|Government of the District of Columbia
|FOR IMMEDIATE RELEASE
Wednesday, February 25, 1998
CONTACT: Linda Wharton Boyd
MAYOR BARRY LAUNCHES A NEW ERA OF ETHICS IN GOVERNMENT AND LOCAL
New 8-Point Program Includes Mandatory Ethics Training for All D.C. Employees
Mayor Mayor Barry Jr., today launched a campaign designed to install an
awareness of ethical reform and working by guiding principles within the D.C. government
and local politics.
"While the D.C. government rushes to create a sense of urgency in management
reform, we also must create a sense of urgency in ethical reform," said Mayor Barry.
"My transformation plan envisioned more than a reorganization of government. It
envisioned a wholesale change in the culture and attitude in government service. It
envisioned maintaining the highest standards of ethical behavior," said Mayor Barry.
"Our government is no worse off then many other big city and state governments.
But a national spotlight shines on us daily, exposing us to greater ridicule than other
cities facing similar difficulties. So we must become even more vigilant in demanding the
highest standards of government service and local politics," said Mayor Barry.
"I want every one of our employees and managers to pay attention to ethics in
government and politics With a sense of urgency and become pelt of a program to create a
code of guiding principles and ethics in government service. I am directing Judge John
Ferren to work closely with Personnel Director Elliott Whelan, Intergovernmental Relations
Director Bernard Demczuk, Chief of Staff Jeanette Michaels, Special Assistant for
Religious Affairs Rev. William Bennett and Communication Director Linda W. Boyd to
establish a program that will incorporate the following eight points:
- Require an ethics training seminar for all employees and managers and require annual
refresher courses in ethics for all managers.
- Require the Office of Corporation Counsel to assure that every employee unit is assigned
an ethics officer and that these officers are highly trained in ethics counseling.

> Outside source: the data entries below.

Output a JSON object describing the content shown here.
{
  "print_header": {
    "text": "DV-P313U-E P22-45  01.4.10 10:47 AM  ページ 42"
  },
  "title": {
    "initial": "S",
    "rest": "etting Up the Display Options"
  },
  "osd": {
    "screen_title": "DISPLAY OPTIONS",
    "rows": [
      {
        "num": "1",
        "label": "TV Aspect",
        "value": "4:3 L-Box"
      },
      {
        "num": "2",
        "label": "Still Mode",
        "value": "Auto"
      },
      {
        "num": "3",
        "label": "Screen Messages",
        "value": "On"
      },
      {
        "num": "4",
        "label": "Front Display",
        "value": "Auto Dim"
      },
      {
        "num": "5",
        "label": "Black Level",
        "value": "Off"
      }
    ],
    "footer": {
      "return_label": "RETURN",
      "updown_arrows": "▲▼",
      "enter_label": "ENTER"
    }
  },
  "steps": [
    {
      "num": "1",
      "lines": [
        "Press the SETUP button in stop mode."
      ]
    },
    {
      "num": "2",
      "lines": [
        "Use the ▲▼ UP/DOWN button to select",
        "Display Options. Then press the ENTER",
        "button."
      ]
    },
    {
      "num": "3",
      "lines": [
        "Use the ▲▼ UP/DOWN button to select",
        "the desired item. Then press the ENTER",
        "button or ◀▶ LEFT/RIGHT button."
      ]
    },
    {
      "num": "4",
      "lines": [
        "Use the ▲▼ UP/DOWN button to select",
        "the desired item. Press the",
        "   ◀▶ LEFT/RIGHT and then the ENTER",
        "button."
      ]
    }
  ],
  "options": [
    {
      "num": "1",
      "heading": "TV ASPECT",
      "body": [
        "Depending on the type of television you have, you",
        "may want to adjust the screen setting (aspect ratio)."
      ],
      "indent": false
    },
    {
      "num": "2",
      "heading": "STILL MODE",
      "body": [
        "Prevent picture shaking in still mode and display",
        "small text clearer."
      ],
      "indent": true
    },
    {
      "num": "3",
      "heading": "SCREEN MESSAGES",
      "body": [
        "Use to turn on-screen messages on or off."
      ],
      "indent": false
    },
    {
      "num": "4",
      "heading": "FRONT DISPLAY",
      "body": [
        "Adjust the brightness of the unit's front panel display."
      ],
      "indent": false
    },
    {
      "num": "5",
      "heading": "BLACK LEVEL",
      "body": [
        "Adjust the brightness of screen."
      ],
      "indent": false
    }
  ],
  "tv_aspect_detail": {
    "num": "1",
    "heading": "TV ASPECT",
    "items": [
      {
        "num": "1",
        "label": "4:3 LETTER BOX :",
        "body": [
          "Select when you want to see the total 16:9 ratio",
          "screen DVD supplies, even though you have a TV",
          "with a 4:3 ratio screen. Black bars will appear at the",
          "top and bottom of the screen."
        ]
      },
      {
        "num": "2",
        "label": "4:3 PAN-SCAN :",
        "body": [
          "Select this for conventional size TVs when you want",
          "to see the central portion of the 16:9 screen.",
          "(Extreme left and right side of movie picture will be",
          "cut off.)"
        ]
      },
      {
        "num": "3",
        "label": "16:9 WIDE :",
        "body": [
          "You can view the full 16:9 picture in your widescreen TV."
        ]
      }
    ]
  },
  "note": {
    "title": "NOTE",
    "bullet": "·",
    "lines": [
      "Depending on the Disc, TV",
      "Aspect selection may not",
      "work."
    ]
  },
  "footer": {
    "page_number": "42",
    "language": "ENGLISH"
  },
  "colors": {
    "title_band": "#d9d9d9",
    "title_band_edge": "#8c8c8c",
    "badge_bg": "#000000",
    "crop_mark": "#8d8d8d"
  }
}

- Establish a Citizen-Employee Ethics in Government and Politics Advisory Commission. This
commission will begin the process of creating a code of guiding principles and ethics of
government service to supplement existing regulations.
- Establish an advertising campaign within government to provide and educate all employees
to this new era of ethics and working by guiding g principles in government service.
- Display the code of guiding principles and ethics on the back of every employee card
card and in each government office.
- Establish award and incentive programs to honor and encourage high standards of ethical
thinking and behavior rather than relishing in the punishment of wrongdoing.
- Create essay contests in schools on "What Constitutes Ethical Behavior?" Honor
those students who participate and display their writings in One Judiciary Square and
other government buildings and encourage character education curriculum in our public
- Encourage employees to engage in moral reasoning and ethics seminars in the workplace by
inviting some of the nation's top thinkers to address employees on this topic.
"Our city is on the verge of greatness. What I started in 1995 and initiated in
1996 with my Transformation Plan is beginning to bear fruit. We are turning the corner
from fiscal collapse and service inadequacies to experiencing balanced budgets, surpluses
and an excellence in management and service delivery.
"We have an opportunity to renew our spirits and renew our hopes to become the
jewel of American cities. But, unless our government service and our civil politics are
grounded in fundamental moral reasoning, inspired by a sense of ethical urgency and
directed by a code of moral principles, then we run the risk of slipping back into a
government of expediency, individuality and potential corruption. Guided by this 8-point
program, there is no limit to the greatness of our nation's capital and the excellence of
our municipal service," said Mayor Barry.